▶ _AIM OF THE TASK_:
Locate the string "name" throughout the material and copy every line in which it occurs.

▶ _DATA LISTING_:
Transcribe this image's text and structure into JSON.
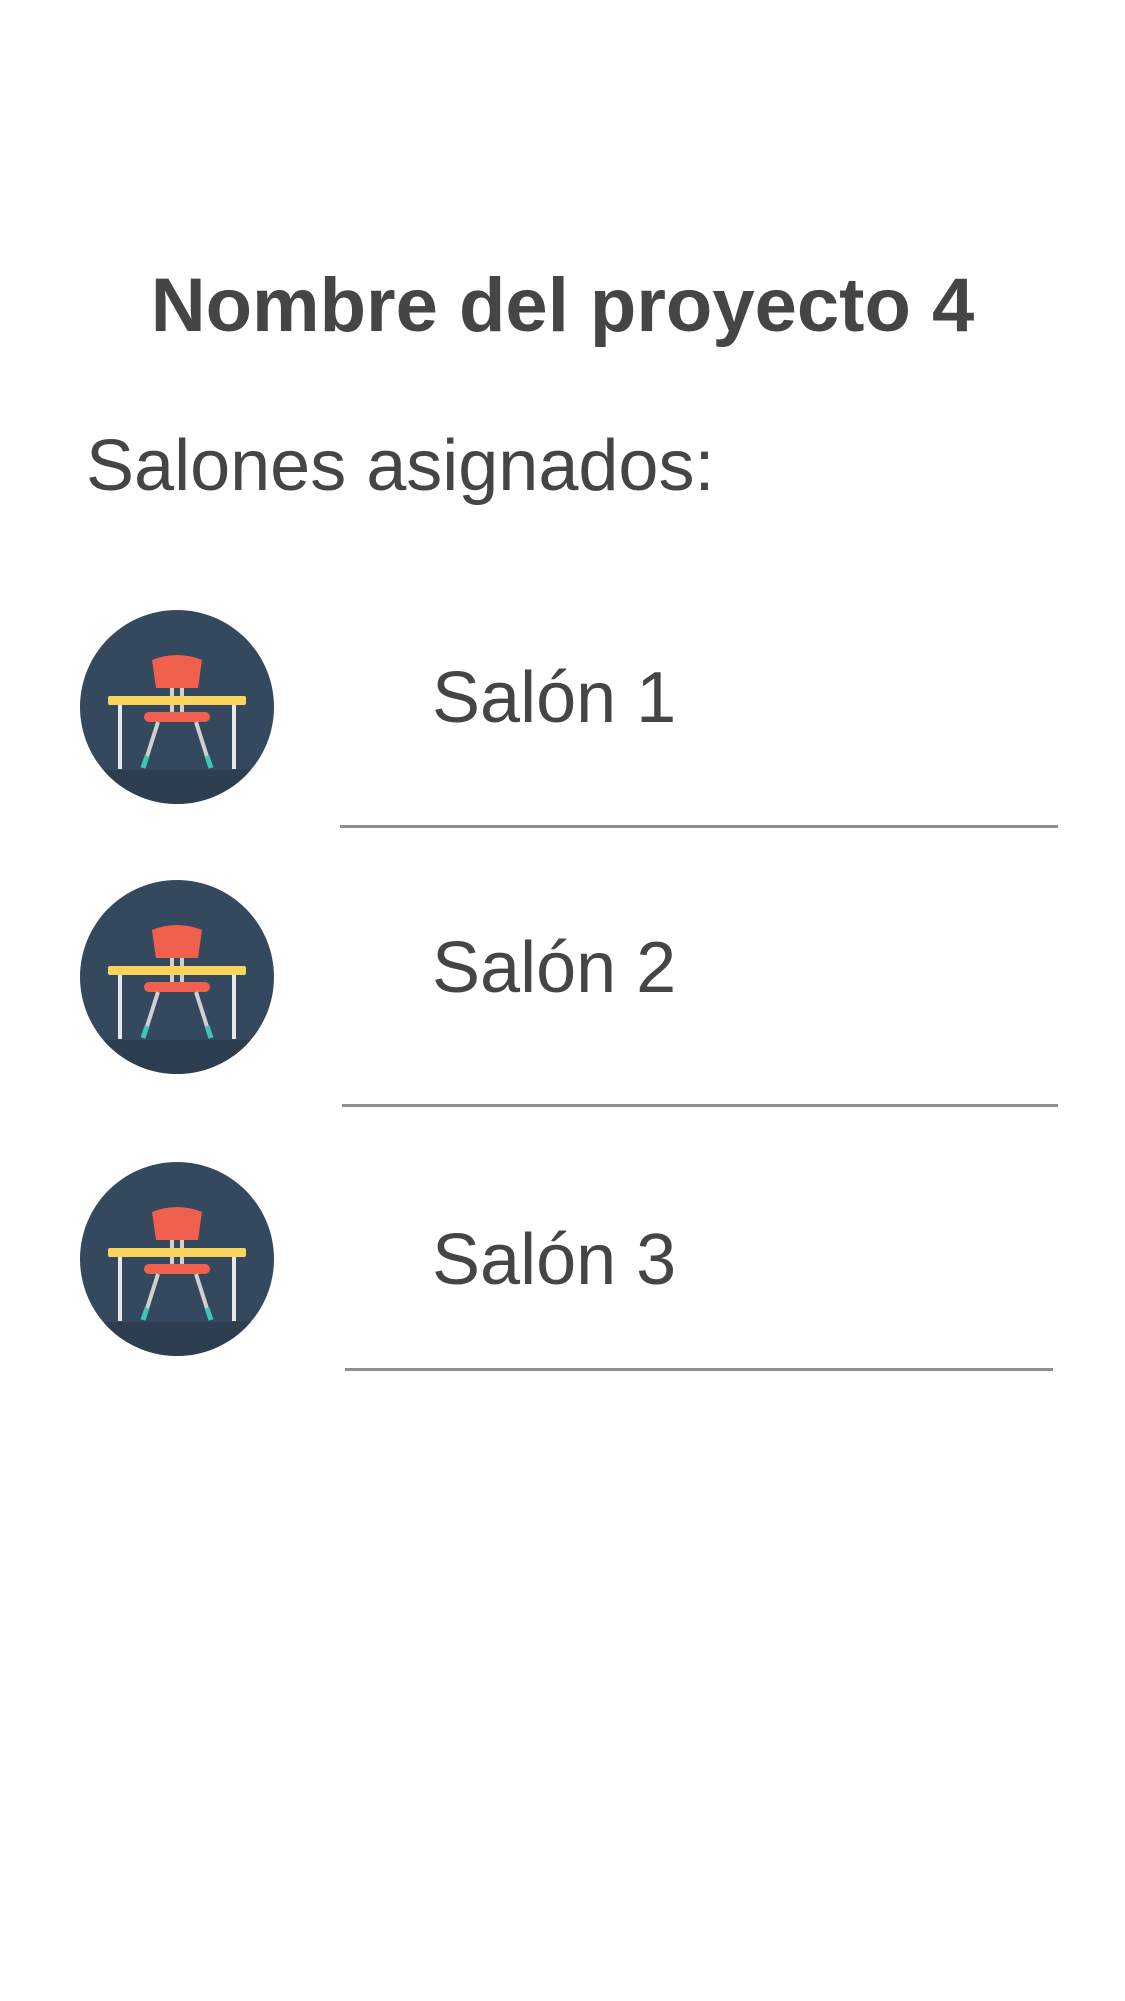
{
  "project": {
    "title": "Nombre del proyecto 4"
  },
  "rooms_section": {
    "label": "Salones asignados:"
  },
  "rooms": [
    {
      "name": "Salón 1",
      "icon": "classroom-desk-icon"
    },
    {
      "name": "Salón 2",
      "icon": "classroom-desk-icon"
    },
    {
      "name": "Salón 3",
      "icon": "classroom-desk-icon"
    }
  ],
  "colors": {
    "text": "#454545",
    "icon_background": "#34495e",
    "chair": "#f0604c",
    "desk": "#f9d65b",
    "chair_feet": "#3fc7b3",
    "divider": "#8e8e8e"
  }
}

▶ _TASK RESPONSE_:
      "name": "Salón 1",
      "name": "Salón 2",
      "name": "Salón 3",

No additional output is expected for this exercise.